··· Data shown ···
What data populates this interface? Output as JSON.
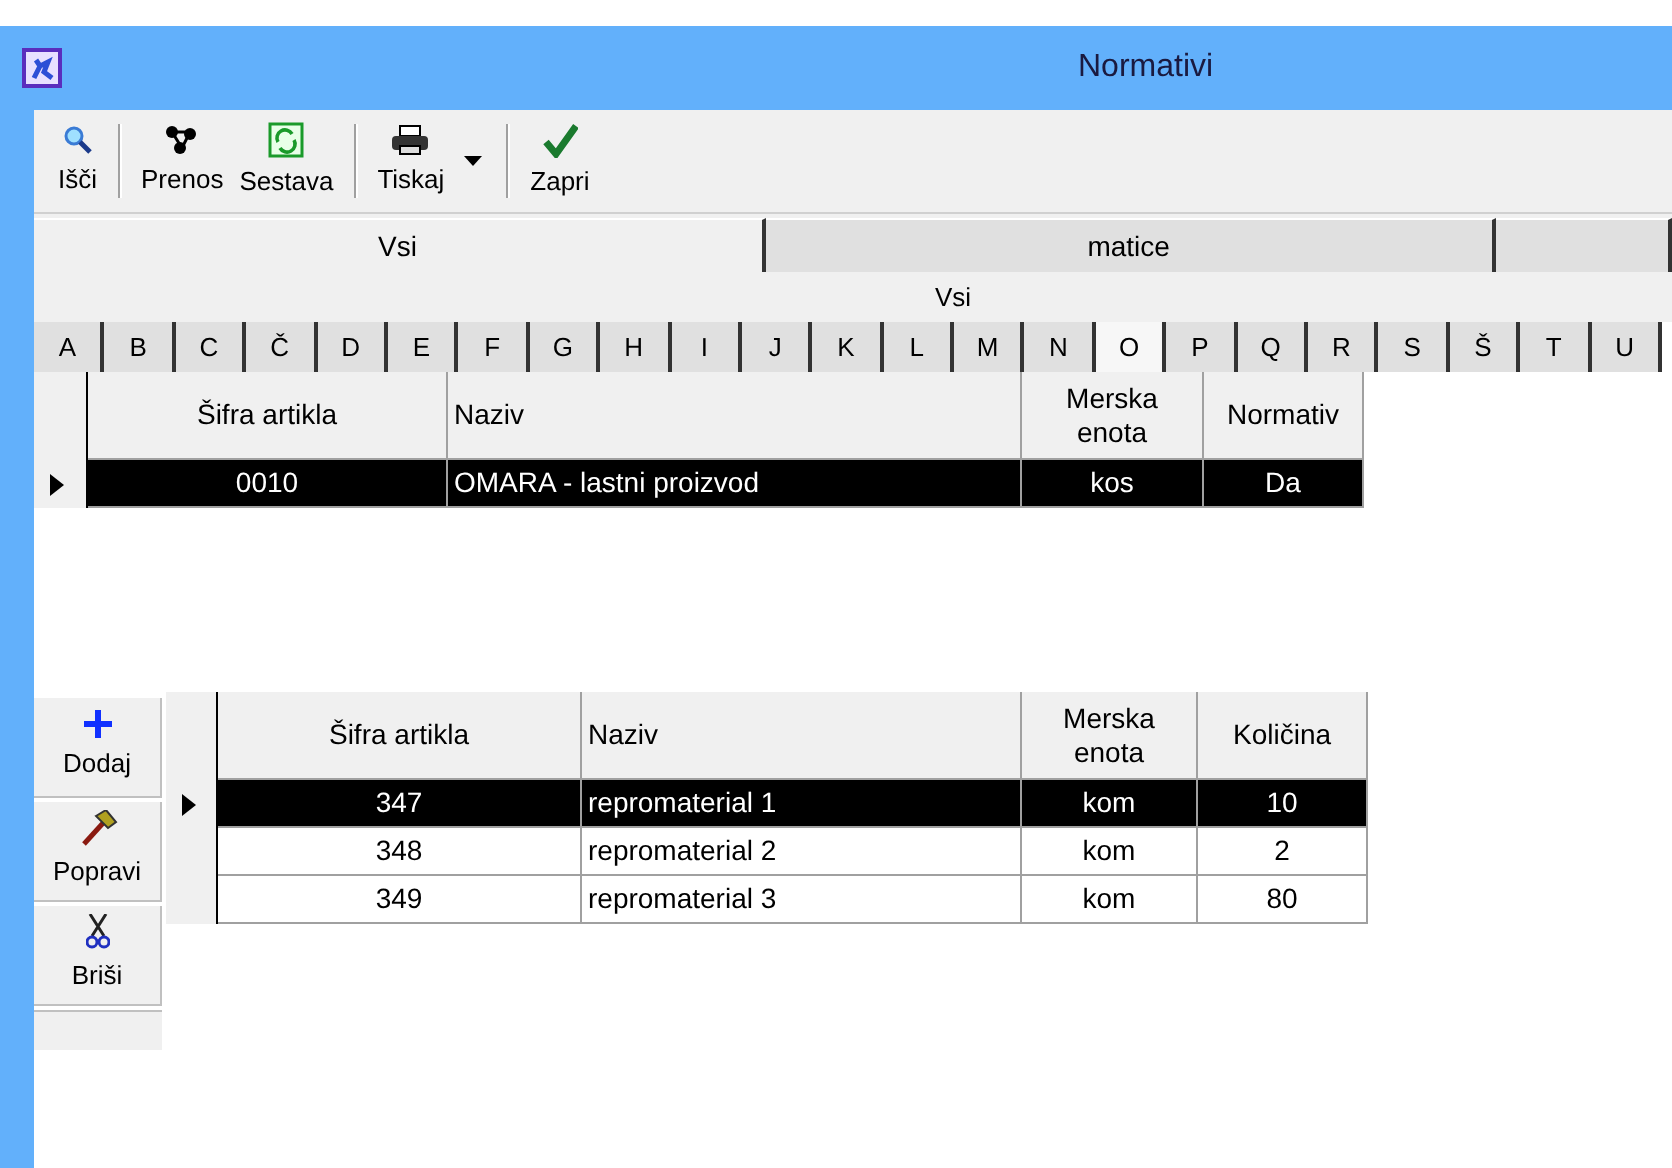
{
  "window": {
    "title": "Normativi"
  },
  "toolbar": [
    {
      "label": "Išči",
      "kind": "search"
    },
    {
      "label": "Prenos",
      "kind": "transfer"
    },
    {
      "label": "Sestava",
      "kind": "compose"
    },
    {
      "label": "Tiskaj",
      "kind": "print"
    },
    {
      "label": "Zapri",
      "kind": "close"
    }
  ],
  "tabs": [
    {
      "label": "Vsi",
      "selected": true
    },
    {
      "label": "matice",
      "selected": false
    },
    {
      "selected": false
    }
  ],
  "filter_label": "Vsi",
  "letters": [
    {
      "label": "A",
      "selected": false
    },
    {
      "label": "B",
      "selected": false
    },
    {
      "label": "C",
      "selected": false
    },
    {
      "label": "Č",
      "selected": false
    },
    {
      "label": "D",
      "selected": false
    },
    {
      "label": "E",
      "selected": false
    },
    {
      "label": "F",
      "selected": false
    },
    {
      "label": "G",
      "selected": false
    },
    {
      "label": "H",
      "selected": false
    },
    {
      "label": "I",
      "selected": false
    },
    {
      "label": "J",
      "selected": false
    },
    {
      "label": "K",
      "selected": false
    },
    {
      "label": "L",
      "selected": false
    },
    {
      "label": "M",
      "selected": false
    },
    {
      "label": "N",
      "selected": false
    },
    {
      "label": "O",
      "selected": true
    },
    {
      "label": "P",
      "selected": false
    },
    {
      "label": "Q",
      "selected": false
    },
    {
      "label": "R",
      "selected": false
    },
    {
      "label": "S",
      "selected": false
    },
    {
      "label": "Š",
      "selected": false
    },
    {
      "label": "T",
      "selected": false
    },
    {
      "label": "U",
      "selected": false
    }
  ],
  "articles": {
    "columns": [
      "Šifra artikla",
      "Naziv",
      "Merska enota",
      "Normativ"
    ],
    "rows": [
      {
        "cells": [
          "0010",
          "OMARA - lastni proizvod",
          "kos",
          "Da"
        ],
        "selected": true
      }
    ]
  },
  "side_buttons": [
    {
      "label": "Dodaj",
      "kind": "add"
    },
    {
      "label": "Popravi",
      "kind": "edit"
    },
    {
      "label": "Briši",
      "kind": "delete"
    }
  ],
  "components": {
    "columns": [
      "Šifra artikla",
      "Naziv",
      "Merska enota",
      "Količina"
    ],
    "rows": [
      {
        "cells": [
          "347",
          "repromaterial 1",
          "kom",
          "10"
        ],
        "selected": true
      },
      {
        "cells": [
          "348",
          "repromaterial 2",
          "kom",
          "2"
        ],
        "selected": false
      },
      {
        "cells": [
          "349",
          "repromaterial 3",
          "kom",
          "80"
        ],
        "selected": false
      }
    ]
  }
}
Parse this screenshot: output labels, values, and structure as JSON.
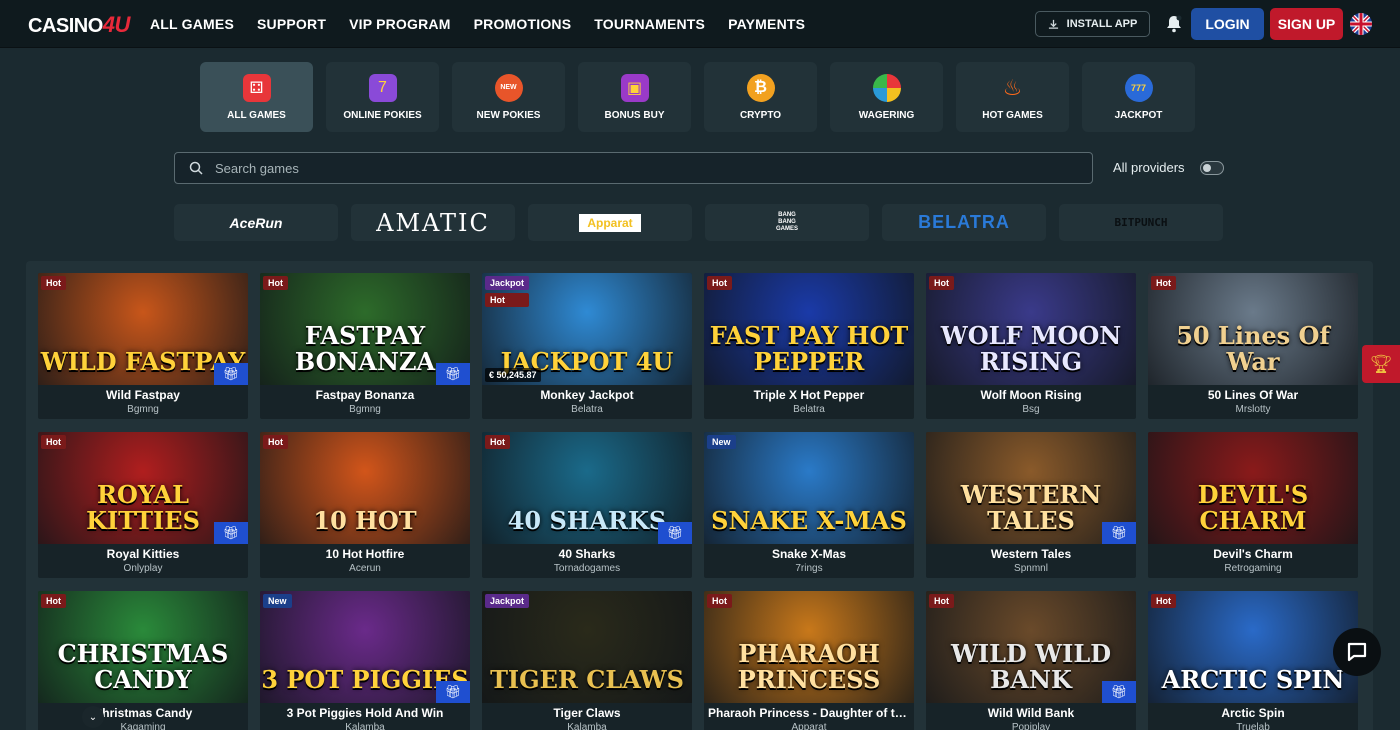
{
  "header": {
    "logo_text": "CASINO",
    "logo_accent": "4U",
    "nav": [
      "ALL GAMES",
      "SUPPORT",
      "VIP PROGRAM",
      "PROMOTIONS",
      "TOURNAMENTS",
      "PAYMENTS"
    ],
    "install_label": "INSTALL APP",
    "login_label": "LOGIN",
    "signup_label": "SIGN UP",
    "language": "en-GB"
  },
  "categories": [
    {
      "label": "ALL GAMES",
      "icon": "dice-icon",
      "active": true
    },
    {
      "label": "ONLINE POKIES",
      "icon": "slot-machine-icon"
    },
    {
      "label": "NEW POKIES",
      "icon": "new-badge-icon"
    },
    {
      "label": "BONUS BUY",
      "icon": "treasure-chest-icon"
    },
    {
      "label": "CRYPTO",
      "icon": "bitcoin-icon"
    },
    {
      "label": "WAGERING",
      "icon": "wheel-icon"
    },
    {
      "label": "HOT GAMES",
      "icon": "fire-icon"
    },
    {
      "label": "JACKPOT",
      "icon": "777-icon"
    }
  ],
  "search": {
    "placeholder": "Search games",
    "value": ""
  },
  "providers_filter": {
    "label": "All providers",
    "enabled": false
  },
  "providers": [
    "AceRun",
    "AMATIC",
    "Apparat",
    "BANG BANG GAMES",
    "BELATRA",
    "BITPUNCH"
  ],
  "games": [
    {
      "name": "Wild Fastpay",
      "provider": "Bgmng",
      "badges": [
        "Hot"
      ],
      "gift": true,
      "art": "WILD FASTPAY",
      "bg": "#c8561a",
      "fg": "#ffd23a"
    },
    {
      "name": "Fastpay Bonanza",
      "provider": "Bgmng",
      "badges": [
        "Hot"
      ],
      "gift": true,
      "art": "FASTPAY BONANZA",
      "bg": "#2d6b2a",
      "fg": "#ffffff"
    },
    {
      "name": "Monkey Jackpot",
      "provider": "Belatra",
      "badges": [
        "Jackpot",
        "Hot"
      ],
      "gift": false,
      "jackpot_value": "€ 50,245.87",
      "art": "JACKPOT 4U",
      "bg": "#2f8ad4",
      "fg": "#ffd23a"
    },
    {
      "name": "Triple X Hot Pepper",
      "provider": "Belatra",
      "badges": [
        "Hot"
      ],
      "gift": false,
      "art": "FAST PAY HOT PEPPER",
      "bg": "#1a3aa8",
      "fg": "#ffd23a"
    },
    {
      "name": "Wolf Moon Rising",
      "provider": "Bsg",
      "badges": [
        "Hot"
      ],
      "gift": false,
      "art": "WOLF MOON RISING",
      "bg": "#3a3a8a",
      "fg": "#e8e8ff"
    },
    {
      "name": "50 Lines Of War",
      "provider": "Mrslotty",
      "badges": [
        "Hot"
      ],
      "gift": false,
      "art": "50 Lines Of War",
      "bg": "#6a7a8a",
      "fg": "#f0d090"
    },
    {
      "name": "Royal Kitties",
      "provider": "Onlyplay",
      "badges": [
        "Hot"
      ],
      "gift": true,
      "art": "ROYAL KITTIES",
      "bg": "#b01e1e",
      "fg": "#ffd23a"
    },
    {
      "name": "10 Hot Hotfire",
      "provider": "Acerun",
      "badges": [
        "Hot"
      ],
      "gift": false,
      "art": "10 HOT",
      "bg": "#d2551a",
      "fg": "#ffe0a0"
    },
    {
      "name": "40 Sharks",
      "provider": "Tornadogames",
      "badges": [
        "Hot"
      ],
      "gift": true,
      "art": "40 SHARKS",
      "bg": "#1a6a8a",
      "fg": "#c8e8f8"
    },
    {
      "name": "Snake X-Mas",
      "provider": "7rings",
      "badges": [
        "New"
      ],
      "gift": false,
      "art": "SNAKE X-MAS",
      "bg": "#2a7ac8",
      "fg": "#ffd23a"
    },
    {
      "name": "Western Tales",
      "provider": "Spnmnl",
      "badges": [],
      "gift": true,
      "art": "WESTERN TALES",
      "bg": "#8a5a2a",
      "fg": "#ffe0a0"
    },
    {
      "name": "Devil's Charm",
      "provider": "Retrogaming",
      "badges": [],
      "gift": false,
      "art": "DEVIL'S CHARM",
      "bg": "#8a1a1a",
      "fg": "#ffd23a"
    },
    {
      "name": "Christmas Candy",
      "provider": "Kagaming",
      "badges": [
        "Hot"
      ],
      "gift": false,
      "art": "CHRISTMAS CANDY",
      "bg": "#2a8a3a",
      "fg": "#ffffff"
    },
    {
      "name": "3 Pot Piggies Hold And Win",
      "provider": "Kalamba",
      "badges": [
        "New"
      ],
      "gift": true,
      "art": "3 POT PIGGIES",
      "bg": "#6a2a8a",
      "fg": "#ffd23a"
    },
    {
      "name": "Tiger Claws",
      "provider": "Kalamba",
      "badges": [
        "Jackpot"
      ],
      "gift": false,
      "art": "TIGER CLAWS",
      "bg": "#2a2a1a",
      "fg": "#e8c050"
    },
    {
      "name": "Pharaoh Princess - Daughter of the Nile",
      "provider": "Apparat",
      "badges": [
        "Hot"
      ],
      "gift": false,
      "art": "PHARAOH PRINCESS",
      "bg": "#c8781a",
      "fg": "#ffe0a0"
    },
    {
      "name": "Wild Wild Bank",
      "provider": "Popiplay",
      "badges": [
        "Hot"
      ],
      "gift": true,
      "art": "WILD WILD BANK",
      "bg": "#6a4a2a",
      "fg": "#e8e8e8"
    },
    {
      "name": "Arctic Spin",
      "provider": "Truelab",
      "badges": [
        "Hot"
      ],
      "gift": false,
      "art": "ARCTIC SPIN",
      "bg": "#2a6ac8",
      "fg": "#ffffff"
    }
  ]
}
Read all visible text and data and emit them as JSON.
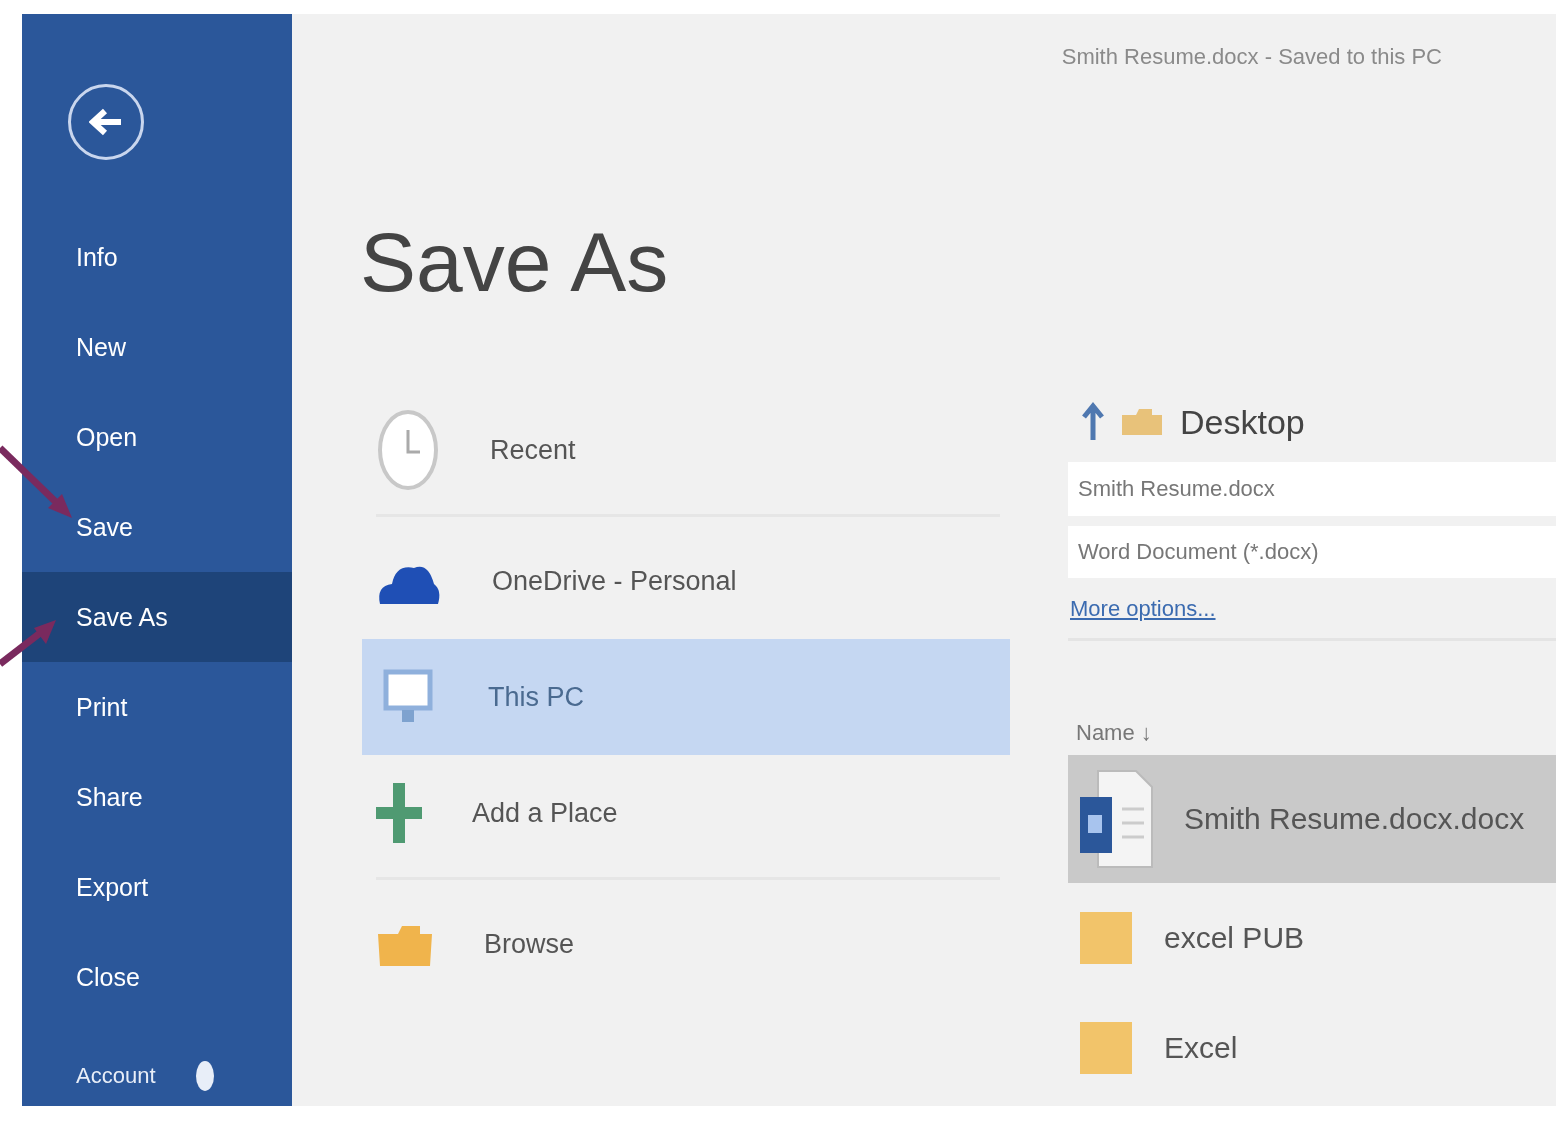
{
  "document_title": "Smith Resume.docx  -  Saved to this PC",
  "sidebar": {
    "items": [
      {
        "label": "Info",
        "selected": false
      },
      {
        "label": "New",
        "selected": false
      },
      {
        "label": "Open",
        "selected": false
      },
      {
        "label": "Save",
        "selected": false
      },
      {
        "label": "Save As",
        "selected": true
      },
      {
        "label": "Print",
        "selected": false
      },
      {
        "label": "Share",
        "selected": false
      },
      {
        "label": "Export",
        "selected": false
      },
      {
        "label": "Close",
        "selected": false
      }
    ],
    "account": {
      "label": "Account"
    }
  },
  "page_title": "Save As",
  "places": [
    {
      "kind": "recent",
      "label": "Recent",
      "selected": false
    },
    {
      "kind": "onedrive",
      "label": "OneDrive - Personal",
      "selected": false
    },
    {
      "kind": "pc",
      "label": "This PC",
      "selected": true
    },
    {
      "kind": "add",
      "label": "Add a Place",
      "selected": false
    },
    {
      "kind": "browse",
      "label": "Browse",
      "selected": false
    }
  ],
  "location": {
    "folder": "Desktop"
  },
  "file_name": {
    "value": "Smith Resume.docx"
  },
  "file_type": {
    "value": "Word Document (*.docx)"
  },
  "more_options": "More options...",
  "file_list": {
    "sort_header": "Name ↓",
    "items": [
      {
        "kind": "document",
        "name": "Smith Resume.docx.docx",
        "selected": true
      },
      {
        "kind": "folder",
        "name": "excel PUB",
        "selected": false
      },
      {
        "kind": "folder",
        "name": "Excel",
        "selected": false
      }
    ]
  }
}
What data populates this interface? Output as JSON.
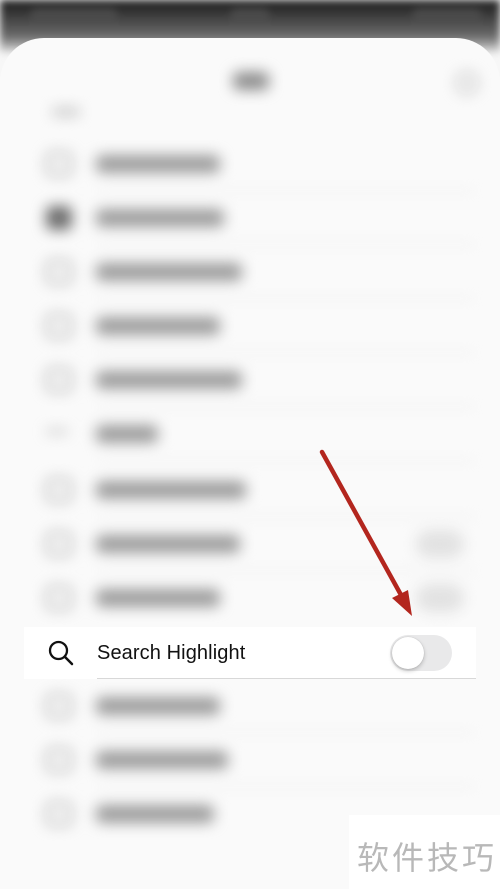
{
  "settings_row": {
    "icon": "search-icon",
    "label": "Search Highlight",
    "toggle_on": false
  },
  "annotation": {
    "arrow_color": "#b3261e"
  },
  "watermark": {
    "text": "软件技巧"
  },
  "colors": {
    "toggle_off_track": "#e9e9ea",
    "background": "#f7f7f7"
  }
}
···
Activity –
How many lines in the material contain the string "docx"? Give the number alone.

Final answer –
4